Early in 2011, three Mexican poultry companies petitioned the Mexican government to begin an anti-dumping investigation of imports of chicken leg quarters from the United States, frivolously claiming that U.S. companies were exporting leg quarters to Mexico at below-market prices.
The Mexican ministry recently announced its preliminary results; with proposed duties on U.S. poultry ranging from 64 per cent to 129 per cent. Although these duties have not yet been applied, under Mexican law, a final decision will have to be reached by August.
This action is based on the "average cost of production" and assumes that every part of the chicken should be priced the same, e.g., that the chicken feet have the same value as the chicken breast.
Mexico is copying China's tactics for growing its economy at U.S. expense through trade surpluses. Referring to China's ludicrous claim that the U.S. is dumping chicken feet on the Chinese market at a price lower than they are sold in the United States, The Poultry Site continues:
With U.S. poultry exports to China significantly decreased due to frivolous anti-dumping duties, Mexico is the United States' most important market, importing nearly 250,000 metric tons in the most recent year valued at nearly $270 million.
Like China, Mexico manipulates the exchange rate between its currency and the dollar, enabling it to run a $58 billion trade surplus with the United States in 2011. In his November 2010 speech, Federal Reserve Chairman Ben Bernanke reported (see Figure 8) that between September 2009 and September 2010, Mexico devoted 3.64% of its GDP to currency reserve accumulations. These accumulations artificially weaken the Mexican peso and artificially strengthen the dollar so that Mexican products are artificially low priced and American products are artificially high priced. Almost all of the emerging market governments are copying China's growth strategy.

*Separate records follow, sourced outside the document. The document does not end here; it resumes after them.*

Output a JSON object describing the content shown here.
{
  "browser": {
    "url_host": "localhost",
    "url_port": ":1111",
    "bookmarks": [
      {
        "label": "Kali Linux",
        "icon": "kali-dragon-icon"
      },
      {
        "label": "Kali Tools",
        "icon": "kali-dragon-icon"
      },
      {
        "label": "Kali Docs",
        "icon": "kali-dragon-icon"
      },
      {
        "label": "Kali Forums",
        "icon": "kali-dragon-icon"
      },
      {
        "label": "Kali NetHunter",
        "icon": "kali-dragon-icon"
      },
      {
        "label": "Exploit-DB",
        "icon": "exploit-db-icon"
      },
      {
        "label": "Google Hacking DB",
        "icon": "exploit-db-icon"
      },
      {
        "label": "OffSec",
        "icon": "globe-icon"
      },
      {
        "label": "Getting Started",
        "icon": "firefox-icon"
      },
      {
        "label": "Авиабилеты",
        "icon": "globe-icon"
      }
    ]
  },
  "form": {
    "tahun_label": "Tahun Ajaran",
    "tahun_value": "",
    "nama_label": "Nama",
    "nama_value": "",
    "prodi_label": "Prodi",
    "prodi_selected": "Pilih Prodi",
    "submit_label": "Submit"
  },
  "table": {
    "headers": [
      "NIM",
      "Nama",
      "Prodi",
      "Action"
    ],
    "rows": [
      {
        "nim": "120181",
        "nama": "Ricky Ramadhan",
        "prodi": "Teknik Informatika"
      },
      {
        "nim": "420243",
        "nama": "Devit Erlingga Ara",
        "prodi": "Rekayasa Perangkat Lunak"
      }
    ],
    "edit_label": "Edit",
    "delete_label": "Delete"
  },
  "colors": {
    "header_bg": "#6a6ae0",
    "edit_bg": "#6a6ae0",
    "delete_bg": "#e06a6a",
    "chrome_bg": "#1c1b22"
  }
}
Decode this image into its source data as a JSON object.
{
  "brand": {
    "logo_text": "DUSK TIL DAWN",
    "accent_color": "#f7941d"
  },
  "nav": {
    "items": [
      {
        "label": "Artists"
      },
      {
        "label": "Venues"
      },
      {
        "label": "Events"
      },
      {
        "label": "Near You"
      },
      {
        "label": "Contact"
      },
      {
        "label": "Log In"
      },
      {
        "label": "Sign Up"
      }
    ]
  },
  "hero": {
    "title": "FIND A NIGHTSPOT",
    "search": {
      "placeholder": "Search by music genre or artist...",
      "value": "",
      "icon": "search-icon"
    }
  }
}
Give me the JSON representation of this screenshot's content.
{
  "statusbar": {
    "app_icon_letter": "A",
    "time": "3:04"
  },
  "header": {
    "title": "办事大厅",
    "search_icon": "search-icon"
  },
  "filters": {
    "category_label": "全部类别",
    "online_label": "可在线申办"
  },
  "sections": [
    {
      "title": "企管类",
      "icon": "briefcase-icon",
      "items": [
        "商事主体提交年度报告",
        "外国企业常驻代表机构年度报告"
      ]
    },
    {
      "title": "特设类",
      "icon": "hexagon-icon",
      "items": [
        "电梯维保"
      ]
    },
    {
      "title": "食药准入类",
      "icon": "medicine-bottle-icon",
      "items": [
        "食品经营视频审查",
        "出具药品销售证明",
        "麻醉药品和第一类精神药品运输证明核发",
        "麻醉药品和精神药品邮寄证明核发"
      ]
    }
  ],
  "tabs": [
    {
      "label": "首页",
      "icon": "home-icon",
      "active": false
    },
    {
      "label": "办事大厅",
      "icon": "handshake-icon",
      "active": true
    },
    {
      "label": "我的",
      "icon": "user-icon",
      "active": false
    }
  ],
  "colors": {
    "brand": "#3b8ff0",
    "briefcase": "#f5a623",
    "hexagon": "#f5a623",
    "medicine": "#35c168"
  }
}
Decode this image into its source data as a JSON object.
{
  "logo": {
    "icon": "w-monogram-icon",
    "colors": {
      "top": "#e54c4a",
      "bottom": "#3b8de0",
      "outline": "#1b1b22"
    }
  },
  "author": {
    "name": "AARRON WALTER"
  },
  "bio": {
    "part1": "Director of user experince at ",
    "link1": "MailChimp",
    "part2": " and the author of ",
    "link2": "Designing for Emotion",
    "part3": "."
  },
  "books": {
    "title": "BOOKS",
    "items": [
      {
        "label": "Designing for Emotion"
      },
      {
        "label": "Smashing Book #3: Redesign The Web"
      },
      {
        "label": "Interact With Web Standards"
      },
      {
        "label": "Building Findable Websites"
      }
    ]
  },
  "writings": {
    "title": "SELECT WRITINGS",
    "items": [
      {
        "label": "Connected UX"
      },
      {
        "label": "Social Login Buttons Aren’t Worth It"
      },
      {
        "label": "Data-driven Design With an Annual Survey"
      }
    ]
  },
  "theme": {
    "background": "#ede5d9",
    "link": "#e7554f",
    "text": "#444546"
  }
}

Free trade agreements are not worth the paper that they are written upon unless they include balanced trade clauses that allow any country running both an overall trade deficit and a bilateral trade deficit to impose an across-the-board trade-balancing tariff upon the other's goods. Balanced trade benefits both parties. Phony free trade gives jobs to the trade surplus country and debt to the trade deficit country.
And just why is the Obama administration letting China (which ran a $282 billion trade surplus with the U.S. in 2011) keep out U.S. chicken products? WTO rules let trade deficit countries impose trade balancing tariffs, such as a scaled tariff whose import surcharge is set so as to take in half of our bilateral trade deficit as tariff revenue.